Yesterday, for the first and I'm fairly certain the last time, I went to the track to see the ponies run. It was not an unenjoyable experience.
The venue, Suffolk Downs. We'll get to the horses in a moment, but the characters -- my God, the characters. The haggard old betting men unquestionably are the saddest. They come out on a Saturday to piss away their lives and their fortunes, such as they may be, in exchange for the quick jolt at post time. If it's comedy, it's the Honeymooners. If it's slightly more menacing, and I'm not sure it isn't, it's Wise Guys.

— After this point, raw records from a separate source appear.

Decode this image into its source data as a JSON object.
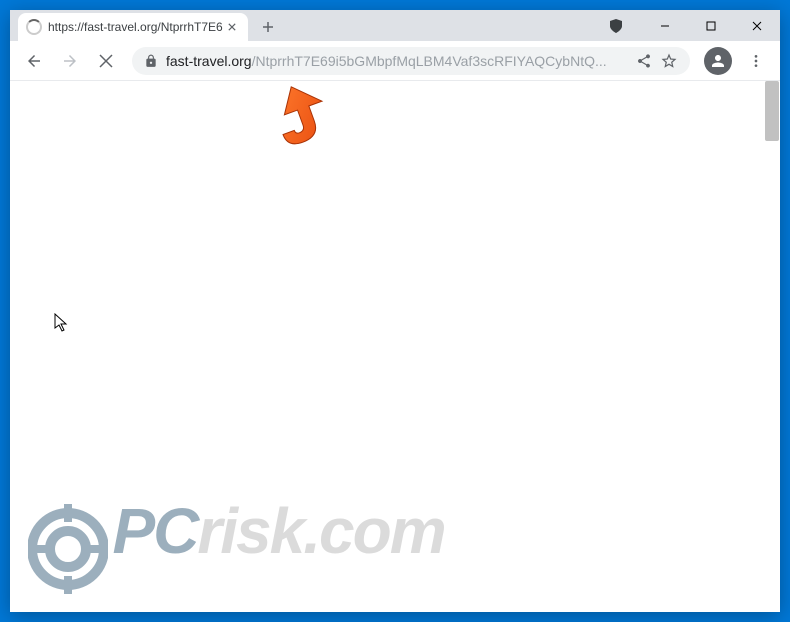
{
  "window": {
    "minimize": "–",
    "maximize": "☐",
    "close": "✕"
  },
  "tab": {
    "title": "https://fast-travel.org/NtprrhT7E6",
    "close_label": "✕"
  },
  "toolbar": {
    "new_tab_label": "+"
  },
  "url": {
    "domain": "fast-travel.org",
    "path": "/NtprrhT7E69i5bGMbpfMqLBM4Vaf3scRFIYAQCybNtQ..."
  },
  "watermark": {
    "prefix": "PC",
    "suffix": "risk.com"
  }
}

But the reason to be there isn't the people fun as they are, it's the horses. To watch them run. The fast ones. The slow ones. The in-between ones. If you want to wager, $2 will buy you a 1 minute dream. And a $2 hole in your pocket. These are the races after all.

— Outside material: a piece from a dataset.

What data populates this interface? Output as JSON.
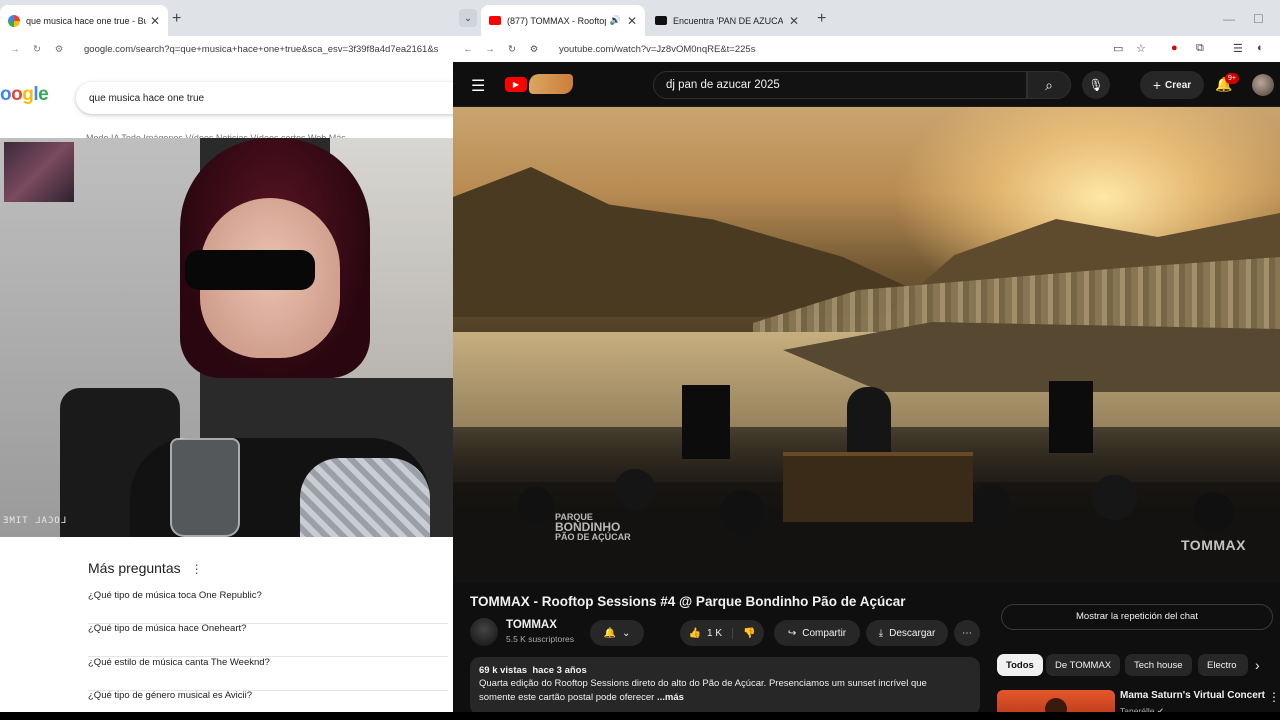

From the track, I could hear the commuter train chugga-chugging in the distance. Men and horses have been working together for eons. Then in the 19th century, the iron horse replaced the horse. Massachusetts is old enough to have lived through that transformation. Today, for the first time in a century, I came out to celebrate the horse once again.

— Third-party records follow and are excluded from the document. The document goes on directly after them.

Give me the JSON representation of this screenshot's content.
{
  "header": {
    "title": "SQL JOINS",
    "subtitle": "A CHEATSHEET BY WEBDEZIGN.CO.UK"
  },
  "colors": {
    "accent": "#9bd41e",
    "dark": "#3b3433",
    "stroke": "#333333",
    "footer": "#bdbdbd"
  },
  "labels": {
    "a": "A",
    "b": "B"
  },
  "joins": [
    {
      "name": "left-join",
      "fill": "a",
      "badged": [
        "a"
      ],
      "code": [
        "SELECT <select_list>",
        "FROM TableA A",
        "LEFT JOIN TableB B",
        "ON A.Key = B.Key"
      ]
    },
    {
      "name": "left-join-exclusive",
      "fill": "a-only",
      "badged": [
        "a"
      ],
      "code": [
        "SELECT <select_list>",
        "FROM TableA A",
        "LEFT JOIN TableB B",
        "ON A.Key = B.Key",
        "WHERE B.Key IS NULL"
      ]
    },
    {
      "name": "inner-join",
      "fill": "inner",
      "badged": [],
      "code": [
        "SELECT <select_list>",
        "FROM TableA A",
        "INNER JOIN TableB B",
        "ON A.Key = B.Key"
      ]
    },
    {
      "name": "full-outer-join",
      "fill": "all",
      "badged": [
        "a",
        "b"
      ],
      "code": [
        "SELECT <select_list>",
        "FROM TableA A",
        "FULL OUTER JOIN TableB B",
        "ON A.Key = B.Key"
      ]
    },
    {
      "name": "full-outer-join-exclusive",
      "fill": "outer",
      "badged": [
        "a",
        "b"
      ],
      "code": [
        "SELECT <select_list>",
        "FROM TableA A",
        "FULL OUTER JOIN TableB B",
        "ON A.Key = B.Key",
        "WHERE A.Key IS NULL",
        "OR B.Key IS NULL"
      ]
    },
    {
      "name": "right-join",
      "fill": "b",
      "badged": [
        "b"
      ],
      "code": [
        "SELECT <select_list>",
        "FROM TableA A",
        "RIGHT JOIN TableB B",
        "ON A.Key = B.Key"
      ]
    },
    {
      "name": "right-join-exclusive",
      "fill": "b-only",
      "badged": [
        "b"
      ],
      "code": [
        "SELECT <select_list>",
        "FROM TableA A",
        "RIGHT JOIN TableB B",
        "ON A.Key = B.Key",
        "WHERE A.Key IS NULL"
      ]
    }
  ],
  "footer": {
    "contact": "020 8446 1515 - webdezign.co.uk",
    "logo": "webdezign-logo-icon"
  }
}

Back to imitation. I didn't want to hang out with the scruffy dudes in the Grandstand, or with the drunk guy with the polyester American flag and eagle shirt moaning loudly about his losses, the same one who then proselytized about the need for Donald Trump in this next election. No, I didn't want to hang out with any of them. So I went trackside, took out my camera and snap snap snap, some photos did I take.
One of these was nothing more than a portrait of a horse being walked pre-race. As always, it made me think of something else. Well, someone else. I snapped a horse portrait like the horse portraits painted by George Stubbs. Or so I assert. Therein lies some flattery, if haphazard and entirely unintentional.